MATERIAL FOR THIS EXERCISE
★ ★ ★ ★

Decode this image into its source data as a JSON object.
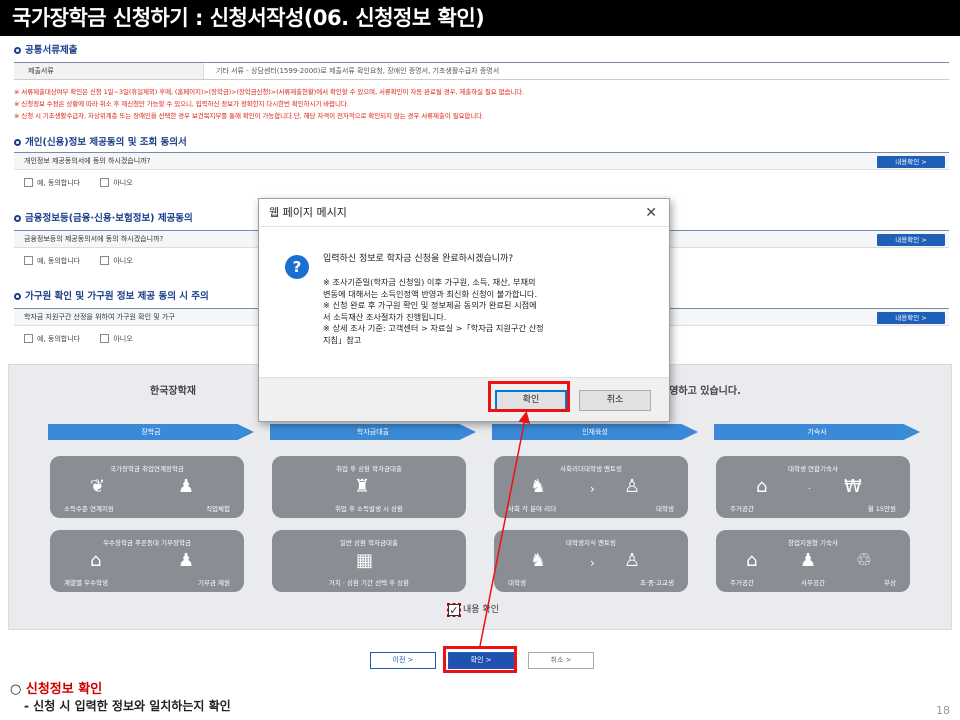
{
  "slide_title": "국가장학금 신청하기 : 신청서작성(06. 신청정보 확인)",
  "docs": {
    "heading": "공통서류제출",
    "label": "제출서류",
    "value": "기타 서류 - 상담센터(1599-2000)로 제출서류 확인요청, 장애인 증명서, 기초생활수급자 증명서"
  },
  "notices": [
    "※ 서류제출대상여부 확인은 신청 1일~3일(휴일제외) 후에, (홈페이지)>(장학금)>(장학금신청)>(서류제출현황)에서 확인할 수 있으며, 서류확인이 자동 완료될 경우, 제출하실 필요 없습니다.",
    "※ 신청정보 수정은 상황에 따라 취소 후 재신청만 가능할 수 있으니, 입력하신 정보가 정확한지 다시한번 확인하시기 바랍니다.",
    "※ 신청 시 기초생활수급자, 차상위계층 또는 장애인을 선택한 경우 보건복지부를 통해 확인이 가능합니다.단, 해당 자격이 전자적으로 확인되지 않는 경우 서류제출이 필요합니다."
  ],
  "sections": [
    {
      "heading": "개인(신용)정보 제공동의 및 조회 동의서",
      "question": "개인정보 제공동의서에 동의 하시겠습니까?",
      "more": "내용확인 >",
      "yes": "예, 동의합니다",
      "no": "아니오"
    },
    {
      "heading": "금융정보등(금융·신용·보험정보) 제공동의",
      "question": "금융정보등의 제공동의서에 동의 하시겠습니까?",
      "more": "내용확인 >",
      "yes": "예, 동의합니다",
      "no": "아니오"
    },
    {
      "heading": "가구원 확인 및 가구원 정보 제공 동의 시 주의",
      "question": "학자금 지원구간 산정을 위하여 가구원 확인 및 가구",
      "more": "내용확인 >",
      "yes": "예, 동의합니다",
      "no": "아니오"
    }
  ],
  "info": {
    "left": "한국장학재",
    "right": "운영하고 있습니다.",
    "right_sub": "."
  },
  "categories": [
    "장학금",
    "학자금대출",
    "인재육성",
    "기숙사"
  ],
  "cards": [
    {
      "title": "국가장학금   취업연계장학금",
      "bl": "소득수준 연계지원",
      "br": "직업체험"
    },
    {
      "title": "취업 후 상환 학자금대출",
      "bc": "취업 후 소득발생 시 상환"
    },
    {
      "title": "사회리더대학생 멘토링",
      "bl": "사회 각 분야 리더",
      "br": "대학생"
    },
    {
      "title": "대학생 연합기숙사",
      "bl": "주거공간",
      "br": "월 15만원"
    },
    {
      "title": "우수장학금   푸른등대 기부장학금",
      "bl": "계열별 우수학생",
      "br": "기부금 재원"
    },
    {
      "title": "일반 상환 학자금대출",
      "bc": "거치 · 상환 기간 선택 후 상환"
    },
    {
      "title": "대학생지식 멘토링",
      "bl": "대학생",
      "br": "초·중·고교생"
    },
    {
      "title": "창업지원형 기숙사",
      "bl": "주거공간",
      "br": "무상",
      "bm": "사무공간"
    }
  ],
  "confirm_label": "내용 확인",
  "nav": {
    "prev": "이전  >",
    "ok": "확인  >",
    "cancel": "취소  >"
  },
  "dialog": {
    "title": "웹 페이지 메시지",
    "close": "✕",
    "question_mark": "?",
    "message": "입력하신 정보로 학자금 신청을 완료하시겠습니까?",
    "details": [
      "※ 조사기준일(학자금 신청일) 이후 가구원, 소득, 재산, 부채의",
      "변동에 대해서는 소득인정액 반영과 최신화 신청이 불가합니다.",
      "※ 신청 완료 후 가구원 확인 및 정보제공 동의가 완료된 시점에",
      "서 소득재산 조사절차가 진행됩니다.",
      "※ 상세 조사 기준: 고객센터 > 자료실 >「학자금 지원구간 산정",
      "지침」참고"
    ],
    "ok": "확인",
    "cancel": "취소"
  },
  "bottom": {
    "bullet": "○",
    "highlight": "신청정보 확인",
    "sub": "- 신청 시 입력한 정보와 일치하는지 확인"
  },
  "page_number": "18",
  "colors": {
    "accent_blue": "#1f52b0",
    "highlight_red": "#e11111",
    "notice_red": "#d21111"
  }
}
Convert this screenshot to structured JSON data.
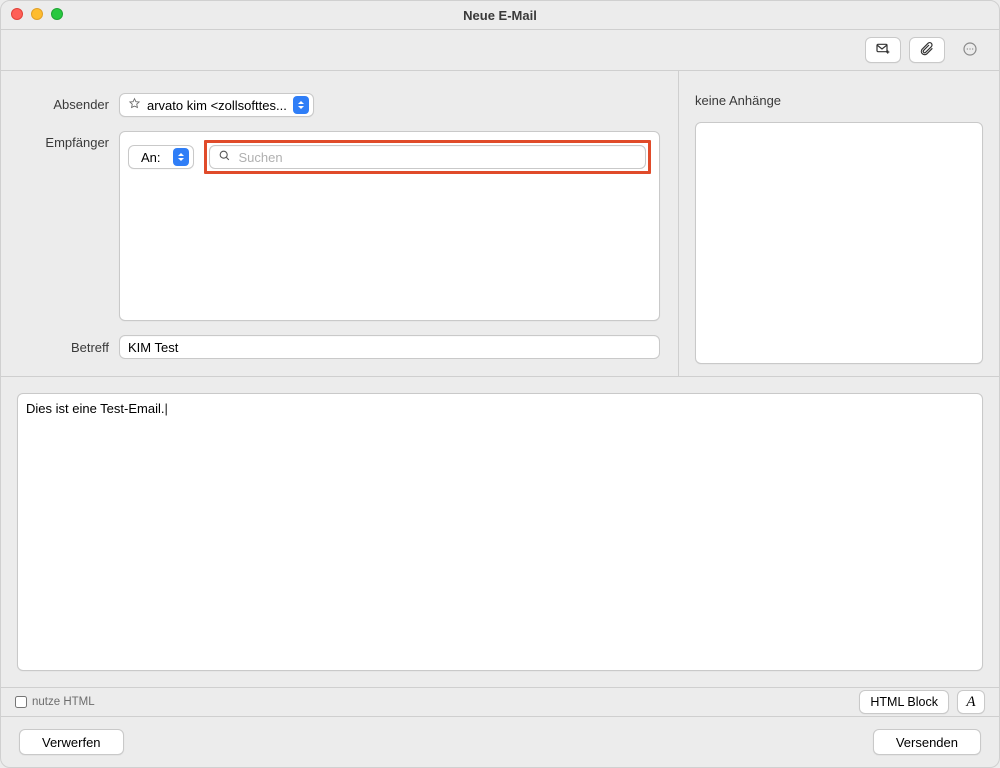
{
  "window": {
    "title": "Neue E-Mail"
  },
  "toolbar": {
    "envelope_icon": "envelope-add-icon",
    "attach_icon": "paperclip-icon",
    "more_icon": "more-icon"
  },
  "labels": {
    "sender": "Absender",
    "recipients": "Empfänger",
    "subject": "Betreff"
  },
  "sender": {
    "selected": "arvato kim <zollsofttes..."
  },
  "recipient": {
    "type_selected": "An:",
    "search_placeholder": "Suchen",
    "search_value": ""
  },
  "subject": {
    "value": "KIM Test"
  },
  "attachments": {
    "title": "keine Anhänge"
  },
  "body": {
    "text": "Dies ist eine Test-Email."
  },
  "options": {
    "use_html_label": "nutze HTML",
    "use_html_checked": false,
    "html_block_label": "HTML Block"
  },
  "footer": {
    "discard_label": "Verwerfen",
    "send_label": "Versenden"
  }
}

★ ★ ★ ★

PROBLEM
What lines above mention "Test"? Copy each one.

RESULT OF THE TASK
    "value": "KIM Test"
    "text": "Dies ist eine Test-Email."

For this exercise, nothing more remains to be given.